And if a player selects a strategy according to some preassigned probabilities, instead of choosing outright? • Suppose that firm C selects among its alternatives with probabilities x1, x2, and x3, respectively. • Then the expected market share of firm R is: if firm R selects alternative 1, or • if firm R selects alternative 2.

• Since any gain in market share by firm R is a loss to firm C, firm C wants to make the expected market share of firm R as small as possible. • Firm C can minimize the maximum expected market share of firm R by solving the following linear program:

• The solution to this linear program is: with an expected market share for firm R decreasing from 40 percent (minimax strategy payoff) to 35 percent.

Let us now see how firm R might set probabilities y1 and y2 on its alternative selections to achieve its best security level • When firm R weights its alternatives by y1 and y2, it has an expected market share of:

• Firm R wants its market share as large as possible, but takes a conservative approach in maximizing its minimum expected market share from these three expressions. • In this case, firm R solves the following linear program:

• Firm R acts optimally by selecting its first alternative with probability y1 = 5/6 and its second alternative with probability y2 = 1/6 , giving an expected market share of 35 percent.

The security levels resulting from each linear program are identical! • The linear programming problems are dual of each other (check…). • Two-person, zero-sum games reduce to primal and dual linear programs!

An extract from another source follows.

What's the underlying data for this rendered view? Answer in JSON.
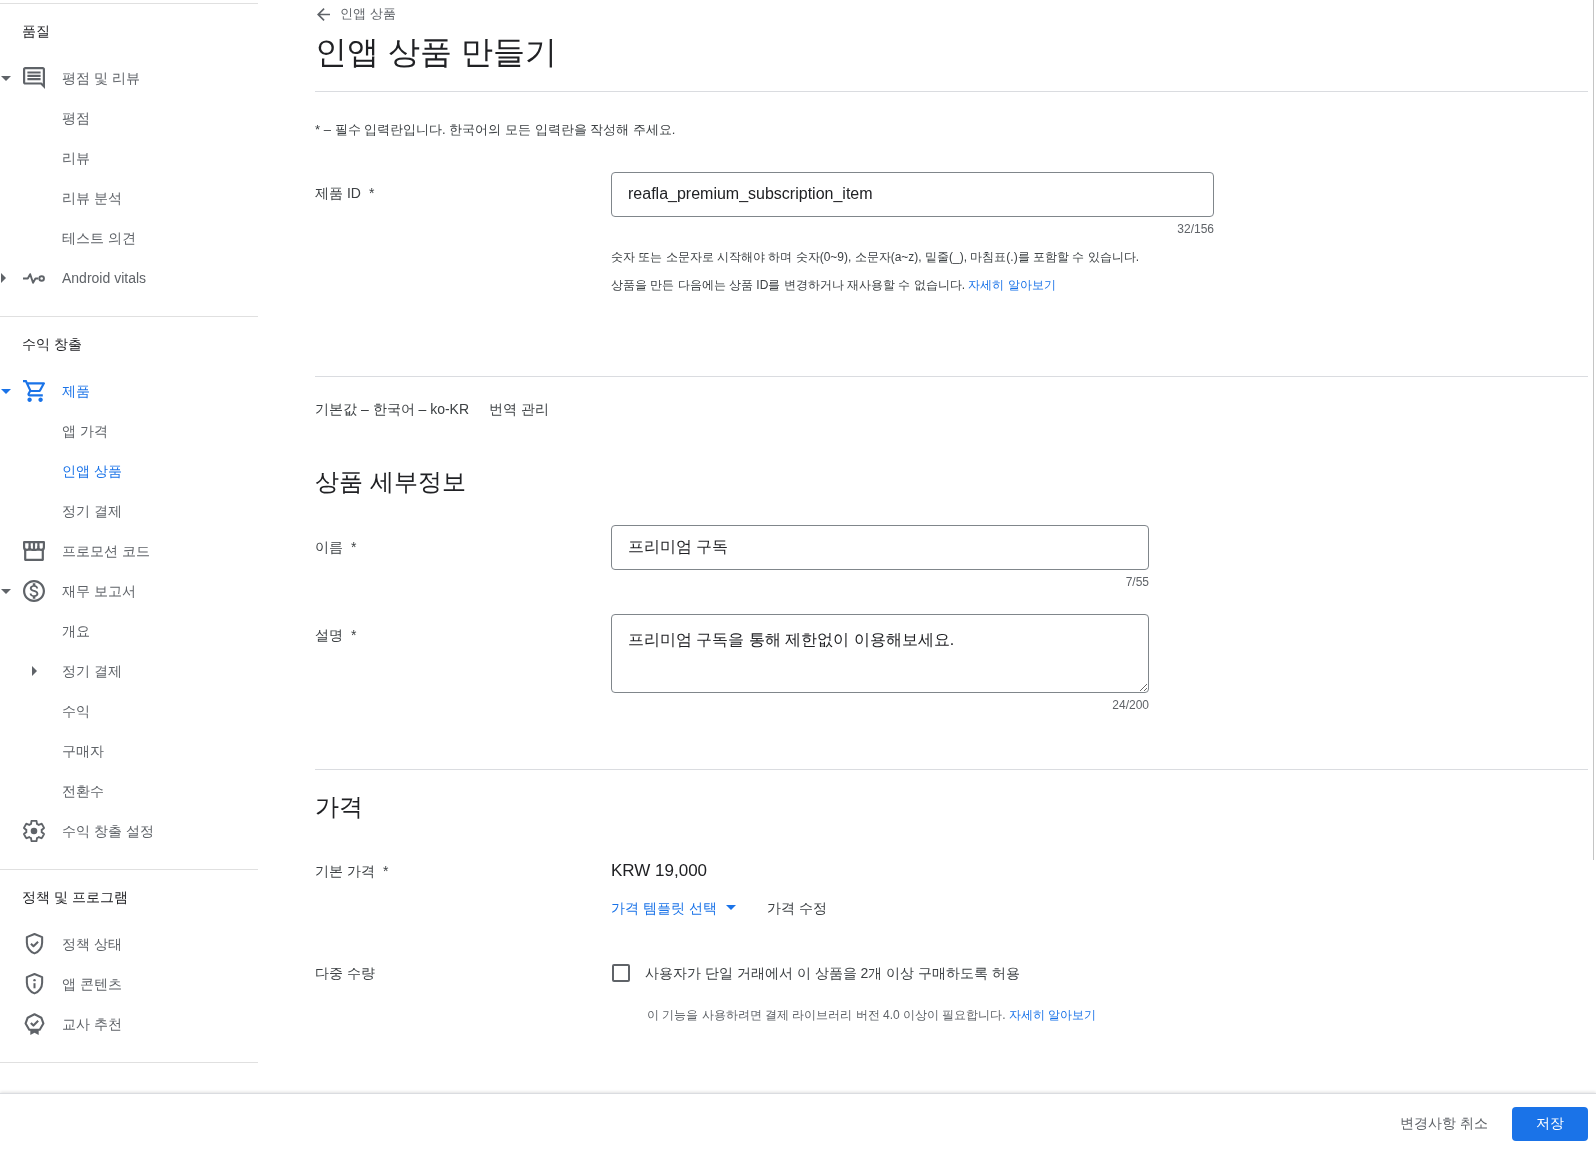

Historically, game theory was first developed by John von Neumann in 1928 and then helped motivate duality theory in linear programming some twenty years later.